OSHA lowers limits for exposure to beryllium

Workers in South Carolina who are exposed to beryllium should be aware that the Occupational Safety and Health Administration has lowered its exposure limits to the lightweight metal. These changes apply to the construction, general and shipyard industries.

A lot of industries use beryllium, including those that produce energy and electronics. The metal is very toxic when it enters the air. Workers who are exposed to beryllium can suffer lung damage if they breathe it in. This could lead to conditions such as chronic beryllium disease. OSHA states that even exposure to low amounts of the metal can lead to serious health issues.

According to the new rule that was published on Jan. 9, the previous beryllium exposure limits meant that workers faced a great risk of impairment. The permissible exposure limit was 2 micrograms in an eight-hour period, which was based on studies that are decades old. The administrator of OSHA said in a statement that these standards did not adequately protect workers.

Effective 60 days after its publication, the update decreases this limit to 0.2 micrograms. It also imposes a 2-microgram limit per cubic meter of air cover for a 15-minute period. Additionally, the update has new requirements for medical assessments, personal protective equipment, training and further preventive measures.

OSHA states that the update will prevent 46 new cases of disease every year and save 94 workers’ lives. The administrator says that the changes are based on science and the urgency for action. The agency is giving employers one year to comply with a majority of the new provisions.

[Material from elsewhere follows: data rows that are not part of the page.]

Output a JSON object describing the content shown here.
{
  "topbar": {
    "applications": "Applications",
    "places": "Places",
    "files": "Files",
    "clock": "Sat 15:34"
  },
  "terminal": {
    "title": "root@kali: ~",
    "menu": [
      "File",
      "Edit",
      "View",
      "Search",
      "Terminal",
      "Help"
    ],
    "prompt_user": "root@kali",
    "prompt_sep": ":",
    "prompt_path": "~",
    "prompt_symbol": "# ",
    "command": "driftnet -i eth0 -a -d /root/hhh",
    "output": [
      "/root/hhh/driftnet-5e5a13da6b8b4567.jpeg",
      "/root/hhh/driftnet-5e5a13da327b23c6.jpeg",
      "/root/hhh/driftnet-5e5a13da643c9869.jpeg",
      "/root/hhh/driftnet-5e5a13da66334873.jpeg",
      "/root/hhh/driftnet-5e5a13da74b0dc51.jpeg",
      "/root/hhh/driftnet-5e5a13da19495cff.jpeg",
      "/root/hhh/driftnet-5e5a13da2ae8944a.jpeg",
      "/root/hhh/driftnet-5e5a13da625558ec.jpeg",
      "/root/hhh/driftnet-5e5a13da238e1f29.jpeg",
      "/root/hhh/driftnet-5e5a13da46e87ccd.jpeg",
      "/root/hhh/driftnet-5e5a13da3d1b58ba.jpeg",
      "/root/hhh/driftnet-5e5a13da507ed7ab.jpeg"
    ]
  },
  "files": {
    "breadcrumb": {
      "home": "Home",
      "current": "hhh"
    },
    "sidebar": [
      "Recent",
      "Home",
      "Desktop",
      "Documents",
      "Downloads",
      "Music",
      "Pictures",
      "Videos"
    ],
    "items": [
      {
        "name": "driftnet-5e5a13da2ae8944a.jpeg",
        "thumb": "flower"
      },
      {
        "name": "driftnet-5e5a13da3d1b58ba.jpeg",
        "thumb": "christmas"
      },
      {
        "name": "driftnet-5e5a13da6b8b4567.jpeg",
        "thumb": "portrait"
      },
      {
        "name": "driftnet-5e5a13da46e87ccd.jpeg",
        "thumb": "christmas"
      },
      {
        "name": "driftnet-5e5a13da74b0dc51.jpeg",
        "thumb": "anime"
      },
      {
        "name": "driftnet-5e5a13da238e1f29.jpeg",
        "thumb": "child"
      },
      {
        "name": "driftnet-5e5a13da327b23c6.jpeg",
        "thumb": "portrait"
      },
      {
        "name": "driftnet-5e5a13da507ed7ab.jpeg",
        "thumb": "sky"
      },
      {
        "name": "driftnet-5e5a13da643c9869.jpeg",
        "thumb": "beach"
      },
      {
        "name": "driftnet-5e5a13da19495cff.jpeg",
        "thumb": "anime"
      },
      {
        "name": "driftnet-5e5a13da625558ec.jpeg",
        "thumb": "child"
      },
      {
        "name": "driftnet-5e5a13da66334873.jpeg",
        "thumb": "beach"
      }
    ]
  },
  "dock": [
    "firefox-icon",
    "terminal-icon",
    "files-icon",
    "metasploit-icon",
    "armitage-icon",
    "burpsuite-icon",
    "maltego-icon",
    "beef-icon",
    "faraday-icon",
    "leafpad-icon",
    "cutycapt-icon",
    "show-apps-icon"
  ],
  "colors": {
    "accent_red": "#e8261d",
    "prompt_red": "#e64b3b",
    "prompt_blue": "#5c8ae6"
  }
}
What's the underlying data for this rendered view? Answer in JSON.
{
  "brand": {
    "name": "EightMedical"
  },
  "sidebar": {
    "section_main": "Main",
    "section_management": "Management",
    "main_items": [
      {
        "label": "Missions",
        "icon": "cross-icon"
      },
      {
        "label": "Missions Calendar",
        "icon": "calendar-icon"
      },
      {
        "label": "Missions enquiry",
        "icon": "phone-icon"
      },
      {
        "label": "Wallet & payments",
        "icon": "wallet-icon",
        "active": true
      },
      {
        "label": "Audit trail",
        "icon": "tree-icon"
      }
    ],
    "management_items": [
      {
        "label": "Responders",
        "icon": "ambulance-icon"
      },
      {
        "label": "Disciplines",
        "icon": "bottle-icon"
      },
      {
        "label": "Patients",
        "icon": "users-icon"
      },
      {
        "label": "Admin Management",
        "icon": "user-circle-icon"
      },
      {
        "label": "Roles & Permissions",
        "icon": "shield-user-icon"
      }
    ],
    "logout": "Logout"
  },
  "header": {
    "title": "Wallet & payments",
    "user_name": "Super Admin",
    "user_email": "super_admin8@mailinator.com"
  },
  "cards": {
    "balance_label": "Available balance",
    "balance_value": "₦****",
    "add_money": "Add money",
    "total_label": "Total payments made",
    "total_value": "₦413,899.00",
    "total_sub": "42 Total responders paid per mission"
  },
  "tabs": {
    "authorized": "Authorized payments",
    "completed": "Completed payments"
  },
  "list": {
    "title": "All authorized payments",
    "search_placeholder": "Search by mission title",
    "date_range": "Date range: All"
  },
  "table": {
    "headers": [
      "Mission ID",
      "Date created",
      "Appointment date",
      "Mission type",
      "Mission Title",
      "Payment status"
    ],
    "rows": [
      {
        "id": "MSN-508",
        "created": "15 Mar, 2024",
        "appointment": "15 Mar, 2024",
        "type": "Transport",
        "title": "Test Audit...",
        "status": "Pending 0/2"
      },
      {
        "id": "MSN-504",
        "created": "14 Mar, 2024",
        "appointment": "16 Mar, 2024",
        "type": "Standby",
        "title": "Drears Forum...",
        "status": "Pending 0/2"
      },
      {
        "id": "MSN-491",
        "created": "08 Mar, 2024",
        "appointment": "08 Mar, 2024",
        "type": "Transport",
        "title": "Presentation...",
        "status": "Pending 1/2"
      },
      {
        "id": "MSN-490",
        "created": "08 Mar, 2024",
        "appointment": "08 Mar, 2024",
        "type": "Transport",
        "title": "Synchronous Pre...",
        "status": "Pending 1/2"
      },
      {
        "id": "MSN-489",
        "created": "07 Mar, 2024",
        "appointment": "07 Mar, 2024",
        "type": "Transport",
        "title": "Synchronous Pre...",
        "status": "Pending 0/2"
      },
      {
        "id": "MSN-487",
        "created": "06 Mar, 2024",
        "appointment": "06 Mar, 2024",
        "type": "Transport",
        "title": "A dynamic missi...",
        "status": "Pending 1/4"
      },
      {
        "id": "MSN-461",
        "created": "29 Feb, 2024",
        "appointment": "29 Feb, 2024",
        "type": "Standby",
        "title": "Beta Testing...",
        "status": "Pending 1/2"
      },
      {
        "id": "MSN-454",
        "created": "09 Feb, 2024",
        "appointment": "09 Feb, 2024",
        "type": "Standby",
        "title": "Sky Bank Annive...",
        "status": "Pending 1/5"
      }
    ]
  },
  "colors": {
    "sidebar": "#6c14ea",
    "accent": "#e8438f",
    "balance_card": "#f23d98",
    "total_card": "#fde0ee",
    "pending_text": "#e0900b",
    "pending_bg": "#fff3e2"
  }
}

Employees can suffer all kinds of workplace injuries from bumps on the head to lifelong diseases. In South Carolina, they could be entitled to workers’ compensation for their suffering. This may pay for their medical bills, replace lost wages and compensate for disabilities. Workers can get help with filing a claim from their employers, the Workers’ Compensation Commission or private attorneys.